Claiming queerness, for me, has not been straightforward. ‘How can I own something I can’t define?’, my subconscious mumbles (an ego’s diversionary strategy of false protection). I’m not alone in this; writer Ariel Goldberg spent three hundred pages gnawing on the protean category in their 2016 book The Estrangement Principle. A caress to my ambivalence, the opening of José Esteban Muñoz’s introduction to Cruising Utopia: The Then and There of Queer Futurity assures: ‘Queerness is not yet here... We may never touch queerness, but we can feel it as the warm illumination of a horizon imbued with potentiality.’ The book-long argument of the late Cuban American scholar of queer politics, performance and aesthetics departs from the ideas of German philosopher Ernst Bloch about hope, and argues against negativistic narratives of queerness that reject the future (such as theorist Lee Edelman’s refusal of the reproductive patterns of straight time). Muñoz fills the book with loving characterisations of works of art and literature that provide ‘blueprints and schemata of a forward-dawning futurity’ – examples that by their once-existence promise a return somewhere, sometime, in the not-yet-here.
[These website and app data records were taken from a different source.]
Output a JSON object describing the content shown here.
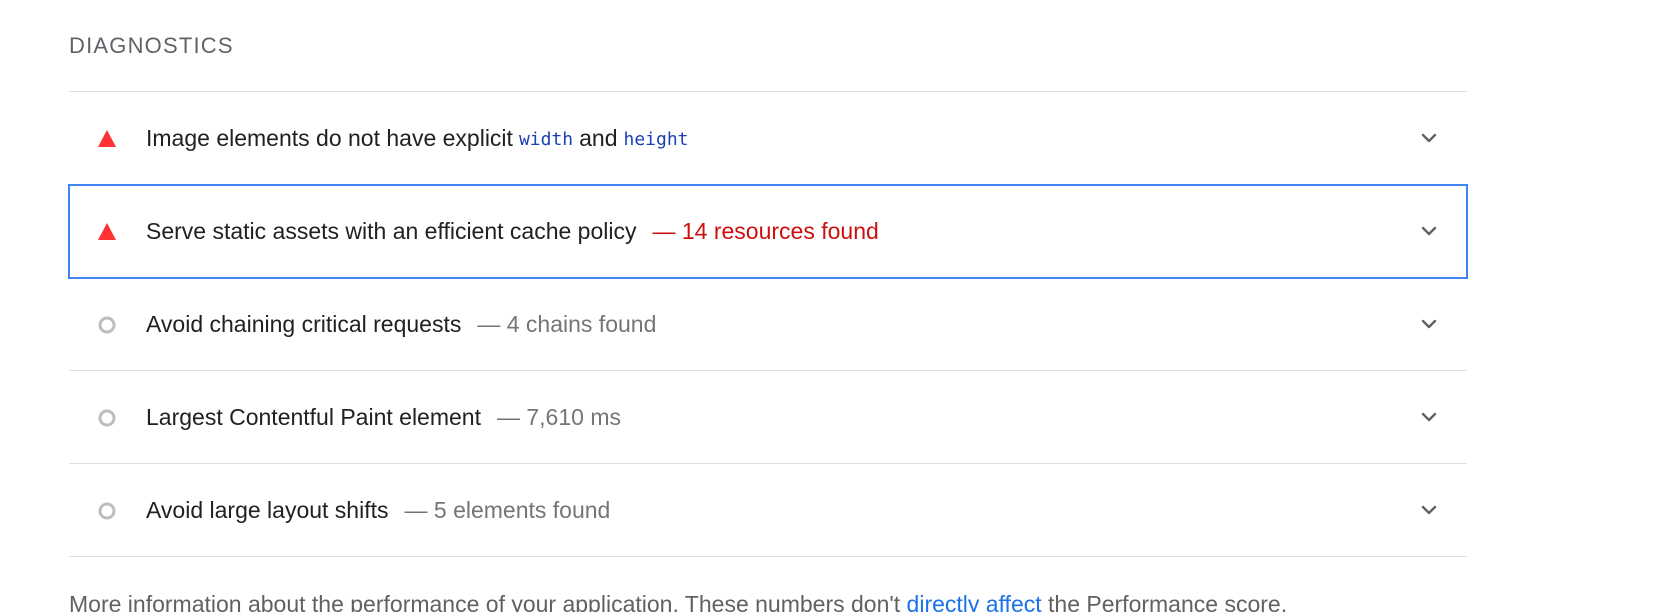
{
  "section": {
    "title": "DIAGNOSTICS"
  },
  "colors": {
    "fail": "#ff3333",
    "informative": "#bdbdbd",
    "focus_outline": "#4285f4",
    "fail_text": "#cc0f0f",
    "link": "#1a73e8"
  },
  "audits": [
    {
      "status": "fail",
      "icon": "warning-triangle-icon",
      "title_before": "Image elements do not have explicit",
      "code1": "width",
      "title_mid": "and",
      "code2": "height",
      "display_value": ""
    },
    {
      "status": "fail",
      "icon": "warning-triangle-icon",
      "title": "Serve static assets with an efficient cache policy",
      "display_value": "— 14 resources found",
      "focused": true
    },
    {
      "status": "informative",
      "icon": "circle-icon",
      "title": "Avoid chaining critical requests",
      "display_value": "— 4 chains found"
    },
    {
      "status": "informative",
      "icon": "circle-icon",
      "title": "Largest Contentful Paint element",
      "display_value": "— 7,610 ms"
    },
    {
      "status": "informative",
      "icon": "circle-icon",
      "title": "Avoid large layout shifts",
      "display_value": "— 5 elements found"
    }
  ],
  "footer": {
    "text_before": "More information about the performance of your application. These numbers don't ",
    "link_text": "directly affect",
    "text_after": " the Performance score."
  }
}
Like Frank O’Hara’s upbeat poem ‘Having a Coke with You’. Dancer Fred Herko’s too-brief incandescence. Being moved by ‘ghosts of public sex’ in Samuel Delany’s memoirs and Tony Just’s auratic photographs of New York men’s rooms shuttered by the AIDS/HIV health crisis. Above all, Muñoz stresses the limits of the here and now. Understanding the aesthetic as the realm of mapping new worlds is a powerful call against settling for the majoritarian ‘tolerable’.
van Neerven, Ellen. ‘The Only Blak Queer in the World.’ in Throat. St Lucia: University of Queensland Press, 2020.
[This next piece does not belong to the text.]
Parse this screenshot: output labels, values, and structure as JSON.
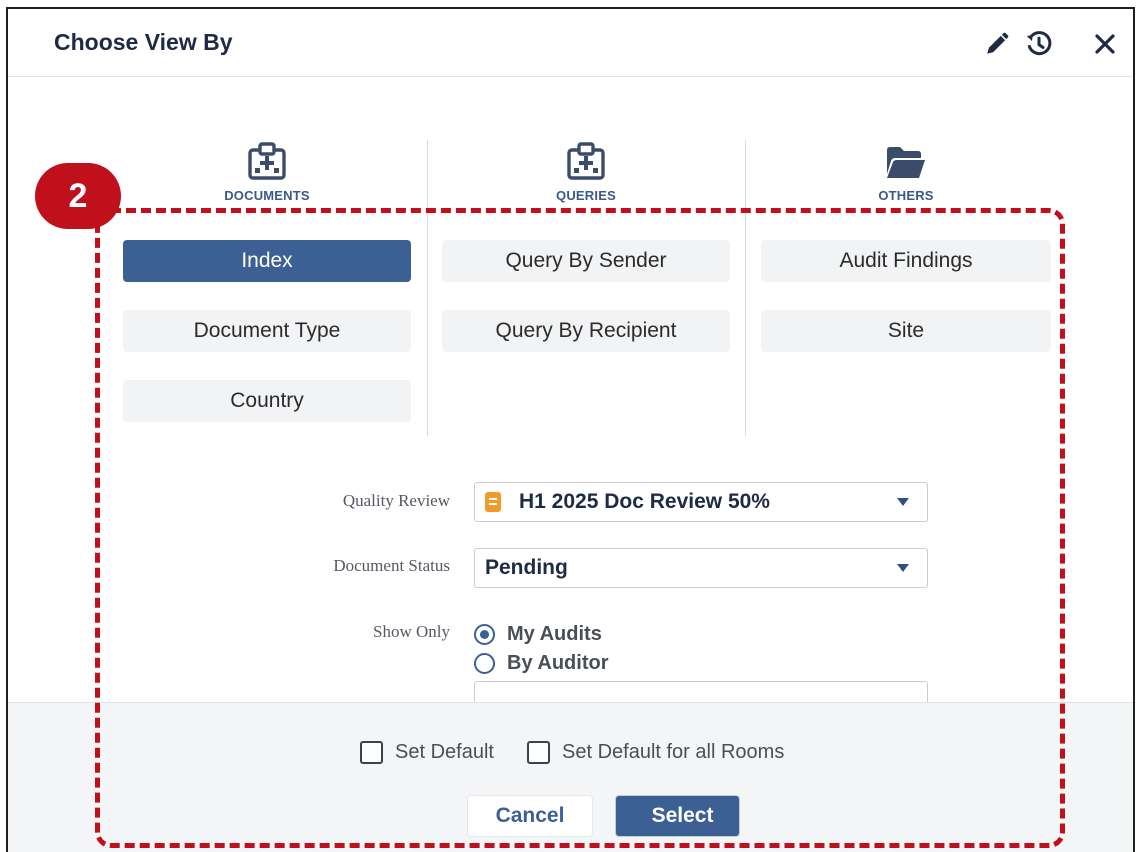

When I pulled out this book I found that someone had left an unlit match at ‘A ship-shaped hole in the forest’, a poem by Mununjali Yugambeh and Dutch writer Ellen van Neerven that aches for trees and forests still in recovery and ruin from colonial-capitalist endeavour. Each one of their poems is, actually, like a match waiting to be struck. They are funny and feeling and activate soft, sharp and dull edges of love and learning. The collection elicits the kind of feelings that spring moist into your eyes, focus your wits and lodge in your belly. I turn back the pages to ‘The Only Blak Queer in the World,’ a work that is one of the most beautiful evocations of coming into a sense of community, belonging and acceptance that I know. When I first read van Neerven’s poetry, I was trying to form thoughts about language as more than a neutral carrier of meaning – not just a characterless technology but something situated and inflected (with pre-loaded concepts, with cultural information, with chosen and unconscious inheritances, etc.). Language also, of course, has power. For reasons that have to do with being a queer, cis, white person of settler heritage in Australia, van Neerven’s poetry and this poem in particular form in me shapes of both identification and education. Some of this poem’s teaching power is its message of overcoming feelings of isolation by ‘learning the words’ of the ‘continuing poem’ that is your history.
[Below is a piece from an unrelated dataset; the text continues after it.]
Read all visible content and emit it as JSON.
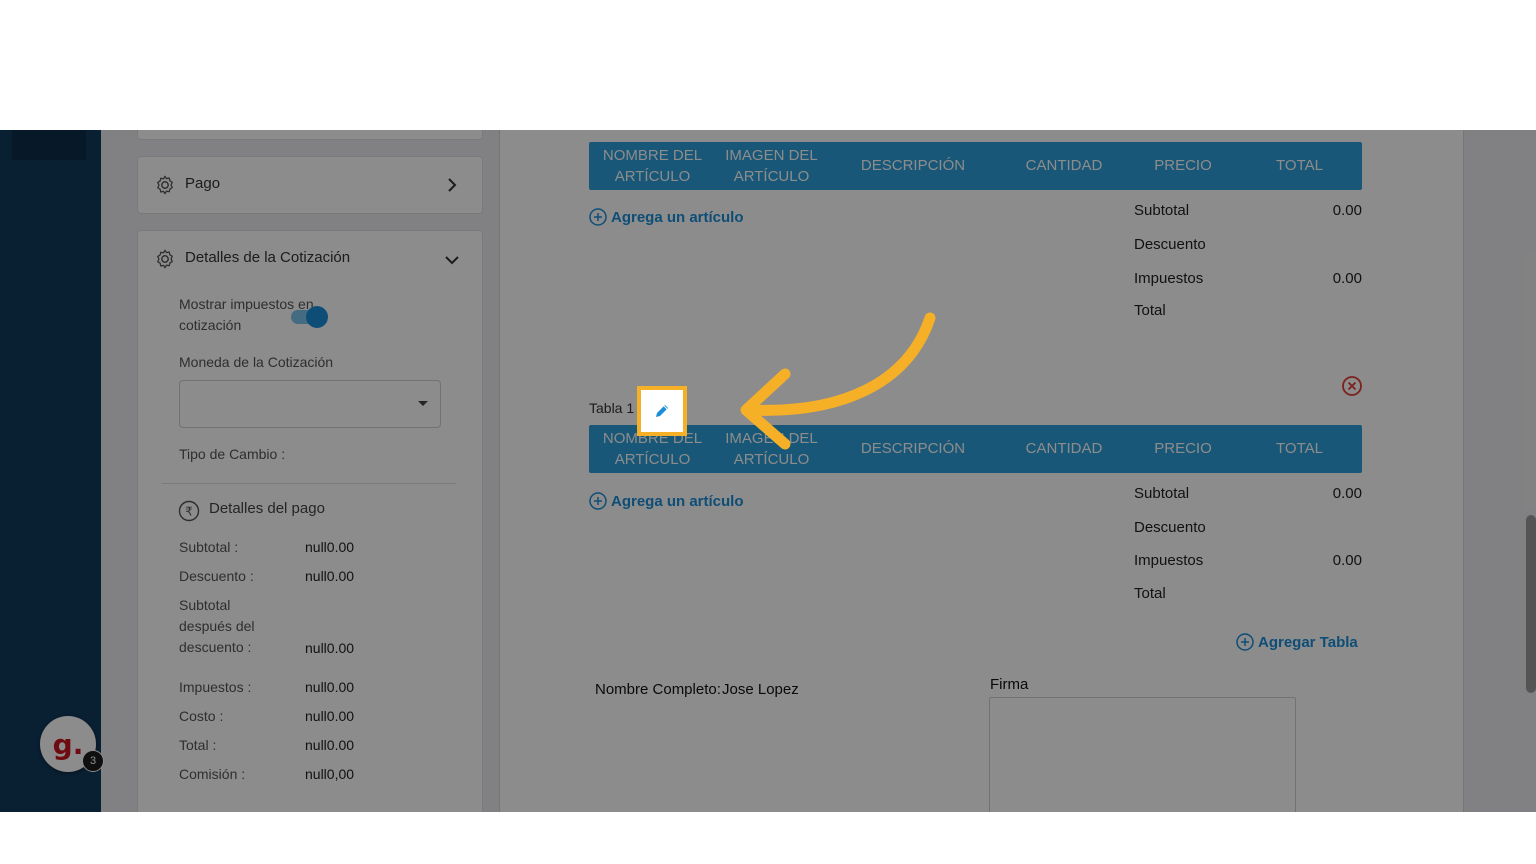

Melissa Ratliff is an arts worker of settler ancestry, currently reading, writing, editing and curating on Gadigal, Wangal, Boonwurrung and Wurundjeri lands. She has held the role of Curator Research at Monash University Museum of Art since 2019.
[^3]: Roberts’s playful provocations to religion and gender were on the other side of a fence that I hadn’t quite yet crossed. His performance persona made me nervous.